__TASK ITEM__
Repeat every record below exactly, leaving out the pictures.

====== SOURCE RECORDS

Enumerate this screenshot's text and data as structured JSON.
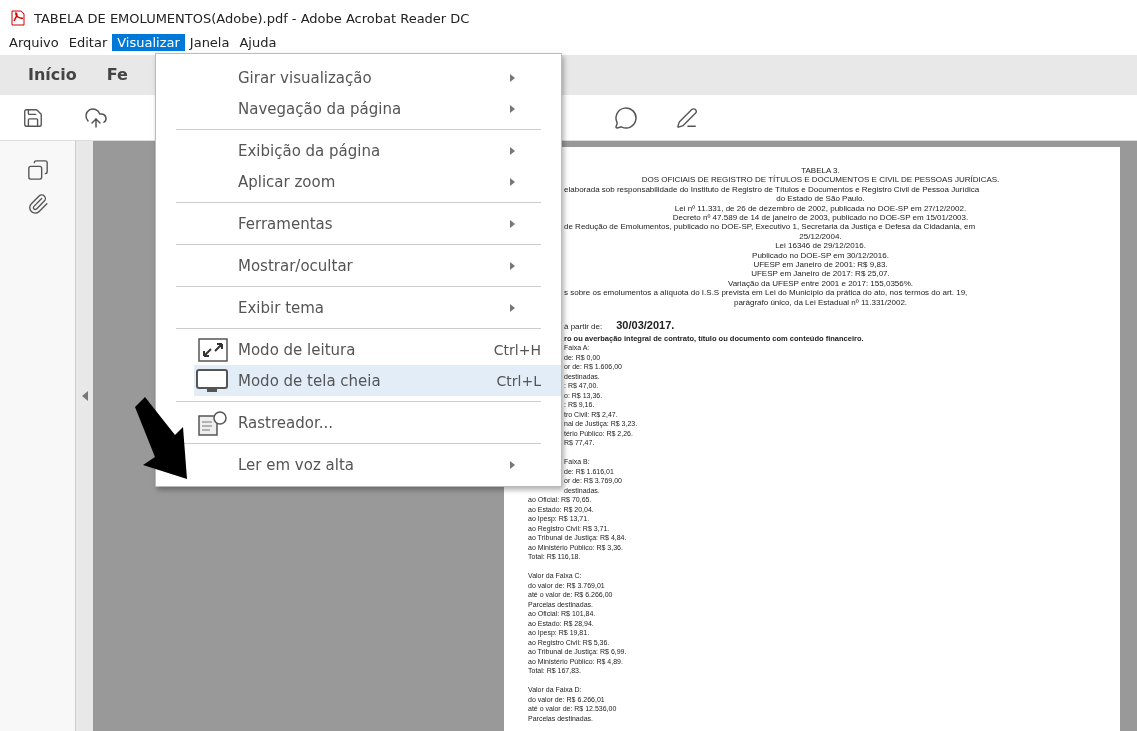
{
  "window": {
    "title": "TABELA DE EMOLUMENTOS(Adobe).pdf - Adobe Acrobat Reader DC"
  },
  "menubar": [
    {
      "label": "Arquivo",
      "selected": false
    },
    {
      "label": "Editar",
      "selected": false
    },
    {
      "label": "Visualizar",
      "selected": true
    },
    {
      "label": "Janela",
      "selected": false
    },
    {
      "label": "Ajuda",
      "selected": false
    }
  ],
  "tabs": [
    {
      "label": "Início",
      "selected": false
    },
    {
      "label": "Fe",
      "selected": false
    }
  ],
  "menu": [
    {
      "kind": "item",
      "label": "Girar visualização",
      "submenu": true,
      "selected": false
    },
    {
      "kind": "item",
      "label": "Navegação da página",
      "submenu": true,
      "selected": false
    },
    {
      "kind": "separator"
    },
    {
      "kind": "item",
      "label": "Exibição da página",
      "submenu": true,
      "selected": false
    },
    {
      "kind": "item",
      "label": "Aplicar zoom",
      "submenu": true,
      "selected": false
    },
    {
      "kind": "separator"
    },
    {
      "kind": "item",
      "label": "Ferramentas",
      "submenu": true,
      "selected": false
    },
    {
      "kind": "separator"
    },
    {
      "kind": "item",
      "label": "Mostrar/ocultar",
      "submenu": true,
      "selected": false
    },
    {
      "kind": "separator"
    },
    {
      "kind": "item",
      "label": "Exibir tema",
      "submenu": true,
      "selected": false
    },
    {
      "kind": "separator"
    },
    {
      "kind": "item",
      "label": "Modo de leitura",
      "shortcut": "Ctrl+H",
      "submenu": false,
      "selected": false
    },
    {
      "kind": "item",
      "label": "Modo de tela cheia",
      "shortcut": "Ctrl+L",
      "submenu": false,
      "selected": true
    },
    {
      "kind": "separator"
    },
    {
      "kind": "item",
      "label": "Rastreador...",
      "submenu": false,
      "selected": false
    },
    {
      "kind": "separator"
    },
    {
      "kind": "item",
      "label": "Ler em voz alta",
      "submenu": true,
      "selected": false
    }
  ],
  "document": {
    "header": [
      {
        "kind": "full",
        "text": "TABELA 3."
      },
      {
        "kind": "full",
        "text": "DOS OFICIAIS DE REGISTRO DE TÍTULOS E DOCUMENTOS E CIVIL DE PESSOAS JURÍDICAS."
      },
      {
        "kind": "cut",
        "text": "elaborada sob responsabilidade do Instituto de Registro de Títulos e Documentos e Registro Civil de Pessoa Jurídica"
      },
      {
        "kind": "full",
        "text": "do Estado de São Paulo."
      },
      {
        "kind": "full",
        "text": "Lei nº 11.331, de 26 de dezembro de 2002, publicada no DOE-SP em 27/12/2002."
      },
      {
        "kind": "full",
        "text": "Decreto nº 47.589 de 14 de janeiro de 2003, publicado no DOE-SP em 15/01/2003."
      },
      {
        "kind": "cut",
        "text": "de Redução de Emolumentos, publicado no DOE-SP, Executivo 1, Secretaria da Justiça e Defesa da Cidadania, em"
      },
      {
        "kind": "full",
        "text": "25/12/2004."
      },
      {
        "kind": "full",
        "text": "Lei 16346 de 29/12/2016."
      },
      {
        "kind": "full",
        "text": "Publicado no DOE-SP em 30/12/2016."
      },
      {
        "kind": "full",
        "text": "UFESP em Janeiro de 2001: R$ 9,83."
      },
      {
        "kind": "full",
        "text": "UFESP em Janeiro de 2017: R$ 25,07."
      },
      {
        "kind": "full",
        "text": "Variação da UFESP entre 2001 e 2017: 155,0356%."
      },
      {
        "kind": "cut",
        "text": "s sobre os emolumentos a alíquota do I.S.S prevista em Lei do Município da prática do ato, nos termos do art. 19,"
      },
      {
        "kind": "full",
        "text": "parágrafo único, da Lei Estadual nº 11.331/2002."
      }
    ],
    "date_label": "à partir de:",
    "date": "30/03/2017.",
    "heading": "ro ou averbação integral de contrato, título ou documento com conteúdo financeiro.",
    "lines": [
      {
        "kind": "cut",
        "text": "Faixa A:"
      },
      {
        "kind": "cut",
        "text": "de: R$ 0,00"
      },
      {
        "kind": "cut",
        "text": "or de: R$ 1.606,00"
      },
      {
        "kind": "cut",
        "text": "destinadas."
      },
      {
        "kind": "cut",
        "text": ": R$ 47,00."
      },
      {
        "kind": "cut",
        "text": "o: R$ 13,36."
      },
      {
        "kind": "cut",
        "text": ": R$ 9,16."
      },
      {
        "kind": "cut",
        "text": "tro Civil: R$ 2,47."
      },
      {
        "kind": "cut",
        "text": "nal de Justiça: R$ 3,23."
      },
      {
        "kind": "cut",
        "text": "tério Público: R$ 2,26."
      },
      {
        "kind": "cut",
        "text": "R$ 77,47."
      },
      {
        "kind": "blank"
      },
      {
        "kind": "cut",
        "text": "Faixa B:"
      },
      {
        "kind": "cut",
        "text": "de: R$ 1.616,01"
      },
      {
        "kind": "cut",
        "text": "or de: R$ 3.769,00"
      },
      {
        "kind": "cut",
        "text": "destinadas."
      },
      {
        "kind": "full",
        "text": "ao Oficial: R$ 70,65."
      },
      {
        "kind": "full",
        "text": "ao Estado: R$ 20,04."
      },
      {
        "kind": "full",
        "text": "ao Ipesp: R$ 13,71."
      },
      {
        "kind": "full",
        "text": "ao Registro Civil: R$ 3,71."
      },
      {
        "kind": "full",
        "text": "ao Tribunal de Justiça: R$ 4,84."
      },
      {
        "kind": "full",
        "text": "ao Ministério Público: R$ 3,36."
      },
      {
        "kind": "full",
        "text": "Total: R$ 116,18."
      },
      {
        "kind": "blank"
      },
      {
        "kind": "full",
        "text": "Valor da Faixa C:"
      },
      {
        "kind": "full",
        "text": "do valor de: R$ 3.769,01"
      },
      {
        "kind": "full",
        "text": "até o valor de: R$ 6.266,00"
      },
      {
        "kind": "full",
        "text": "Parcelas destinadas."
      },
      {
        "kind": "full",
        "text": "ao Oficial: R$ 101,84."
      },
      {
        "kind": "full",
        "text": "ao Estado: R$ 28,94."
      },
      {
        "kind": "full",
        "text": "ao Ipesp: R$ 19,81."
      },
      {
        "kind": "full",
        "text": "ao Registro Civil: R$ 5,36."
      },
      {
        "kind": "full",
        "text": "ao Tribunal de Justiça: R$ 6,99."
      },
      {
        "kind": "full",
        "text": "ao Ministério Público: R$ 4,89."
      },
      {
        "kind": "full",
        "text": "Total: R$ 167,83."
      },
      {
        "kind": "blank"
      },
      {
        "kind": "full",
        "text": "Valor da Faixa D:"
      },
      {
        "kind": "full",
        "text": "do valor de: R$ 6.266,01"
      },
      {
        "kind": "full",
        "text": "até o valor de: R$ 12.536,00"
      },
      {
        "kind": "full",
        "text": "Parcelas destinadas."
      }
    ]
  }
}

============

__SOLVED EXERCISE__
Enumerate this screenshot's text and data as structured JSON.
{
  "window": {
    "title": "TABELA DE EMOLUMENTOS(Adobe).pdf - Adobe Acrobat Reader DC"
  },
  "menubar": [
    {
      "label": "Arquivo",
      "selected": false
    },
    {
      "label": "Editar",
      "selected": false
    },
    {
      "label": "Visualizar",
      "selected": true
    },
    {
      "label": "Janela",
      "selected": false
    },
    {
      "label": "Ajuda",
      "selected": false
    }
  ],
  "tabs": [
    {
      "label": "Início",
      "selected": false
    },
    {
      "label": "Fe",
      "selected": false
    }
  ],
  "menu": [
    {
      "kind": "item",
      "label": "Girar visualização",
      "submenu": true,
      "selected": false
    },
    {
      "kind": "item",
      "label": "Navegação da página",
      "submenu": true,
      "selected": false
    },
    {
      "kind": "separator"
    },
    {
      "kind": "item",
      "label": "Exibição da página",
      "submenu": true,
      "selected": false
    },
    {
      "kind": "item",
      "label": "Aplicar zoom",
      "submenu": true,
      "selected": false
    },
    {
      "kind": "separator"
    },
    {
      "kind": "item",
      "label": "Ferramentas",
      "submenu": true,
      "selected": false
    },
    {
      "kind": "separator"
    },
    {
      "kind": "item",
      "label": "Mostrar/ocultar",
      "submenu": true,
      "selected": false
    },
    {
      "kind": "separator"
    },
    {
      "kind": "item",
      "label": "Exibir tema",
      "submenu": true,
      "selected": false
    },
    {
      "kind": "separator"
    },
    {
      "kind": "item",
      "label": "Modo de leitura",
      "shortcut": "Ctrl+H",
      "submenu": false,
      "selected": false
    },
    {
      "kind": "item",
      "label": "Modo de tela cheia",
      "shortcut": "Ctrl+L",
      "submenu": false,
      "selected": true
    },
    {
      "kind": "separator"
    },
    {
      "kind": "item",
      "label": "Rastreador...",
      "submenu": false,
      "selected": false
    },
    {
      "kind": "separator"
    },
    {
      "kind": "item",
      "label": "Ler em voz alta",
      "submenu": true,
      "selected": false
    }
  ],
  "document": {
    "header": [
      {
        "kind": "full",
        "text": "TABELA 3."
      },
      {
        "kind": "full",
        "text": "DOS OFICIAIS DE REGISTRO DE TÍTULOS E DOCUMENTOS E CIVIL DE PESSOAS JURÍDICAS."
      },
      {
        "kind": "cut",
        "text": "elaborada sob responsabilidade do Instituto de Registro de Títulos e Documentos e Registro Civil de Pessoa Jurídica"
      },
      {
        "kind": "full",
        "text": "do Estado de São Paulo."
      },
      {
        "kind": "full",
        "text": "Lei nº 11.331, de 26 de dezembro de 2002, publicada no DOE-SP em 27/12/2002."
      },
      {
        "kind": "full",
        "text": "Decreto nº 47.589 de 14 de janeiro de 2003, publicado no DOE-SP em 15/01/2003."
      },
      {
        "kind": "cut",
        "text": "de Redução de Emolumentos, publicado no DOE-SP, Executivo 1, Secretaria da Justiça e Defesa da Cidadania, em"
      },
      {
        "kind": "full",
        "text": "25/12/2004."
      },
      {
        "kind": "full",
        "text": "Lei 16346 de 29/12/2016."
      },
      {
        "kind": "full",
        "text": "Publicado no DOE-SP em 30/12/2016."
      },
      {
        "kind": "full",
        "text": "UFESP em Janeiro de 2001: R$ 9,83."
      },
      {
        "kind": "full",
        "text": "UFESP em Janeiro de 2017: R$ 25,07."
      },
      {
        "kind": "full",
        "text": "Variação da UFESP entre 2001 e 2017: 155,0356%."
      },
      {
        "kind": "cut",
        "text": "s sobre os emolumentos a alíquota do I.S.S prevista em Lei do Município da prática do ato, nos termos do art. 19,"
      },
      {
        "kind": "full",
        "text": "parágrafo único, da Lei Estadual nº 11.331/2002."
      }
    ],
    "date_label": "à partir de:",
    "date": "30/03/2017.",
    "heading": "ro ou averbação integral de contrato, título ou documento com conteúdo financeiro.",
    "lines": [
      {
        "kind": "cut",
        "text": "Faixa A:"
      },
      {
        "kind": "cut",
        "text": "de: R$ 0,00"
      },
      {
        "kind": "cut",
        "text": "or de: R$ 1.606,00"
      },
      {
        "kind": "cut",
        "text": "destinadas."
      },
      {
        "kind": "cut",
        "text": ": R$ 47,00."
      },
      {
        "kind": "cut",
        "text": "o: R$ 13,36."
      },
      {
        "kind": "cut",
        "text": ": R$ 9,16."
      },
      {
        "kind": "cut",
        "text": "tro Civil: R$ 2,47."
      },
      {
        "kind": "cut",
        "text": "nal de Justiça: R$ 3,23."
      },
      {
        "kind": "cut",
        "text": "tério Público: R$ 2,26."
      },
      {
        "kind": "cut",
        "text": "R$ 77,47."
      },
      {
        "kind": "blank"
      },
      {
        "kind": "cut",
        "text": "Faixa B:"
      },
      {
        "kind": "cut",
        "text": "de: R$ 1.616,01"
      },
      {
        "kind": "cut",
        "text": "or de: R$ 3.769,00"
      },
      {
        "kind": "cut",
        "text": "destinadas."
      },
      {
        "kind": "full",
        "text": "ao Oficial: R$ 70,65."
      },
      {
        "kind": "full",
        "text": "ao Estado: R$ 20,04."
      },
      {
        "kind": "full",
        "text": "ao Ipesp: R$ 13,71."
      },
      {
        "kind": "full",
        "text": "ao Registro Civil: R$ 3,71."
      },
      {
        "kind": "full",
        "text": "ao Tribunal de Justiça: R$ 4,84."
      },
      {
        "kind": "full",
        "text": "ao Ministério Público: R$ 3,36."
      },
      {
        "kind": "full",
        "text": "Total: R$ 116,18."
      },
      {
        "kind": "blank"
      },
      {
        "kind": "full",
        "text": "Valor da Faixa C:"
      },
      {
        "kind": "full",
        "text": "do valor de: R$ 3.769,01"
      },
      {
        "kind": "full",
        "text": "até o valor de: R$ 6.266,00"
      },
      {
        "kind": "full",
        "text": "Parcelas destinadas."
      },
      {
        "kind": "full",
        "text": "ao Oficial: R$ 101,84."
      },
      {
        "kind": "full",
        "text": "ao Estado: R$ 28,94."
      },
      {
        "kind": "full",
        "text": "ao Ipesp: R$ 19,81."
      },
      {
        "kind": "full",
        "text": "ao Registro Civil: R$ 5,36."
      },
      {
        "kind": "full",
        "text": "ao Tribunal de Justiça: R$ 6,99."
      },
      {
        "kind": "full",
        "text": "ao Ministério Público: R$ 4,89."
      },
      {
        "kind": "full",
        "text": "Total: R$ 167,83."
      },
      {
        "kind": "blank"
      },
      {
        "kind": "full",
        "text": "Valor da Faixa D:"
      },
      {
        "kind": "full",
        "text": "do valor de: R$ 6.266,01"
      },
      {
        "kind": "full",
        "text": "até o valor de: R$ 12.536,00"
      },
      {
        "kind": "full",
        "text": "Parcelas destinadas."
      }
    ]
  }
}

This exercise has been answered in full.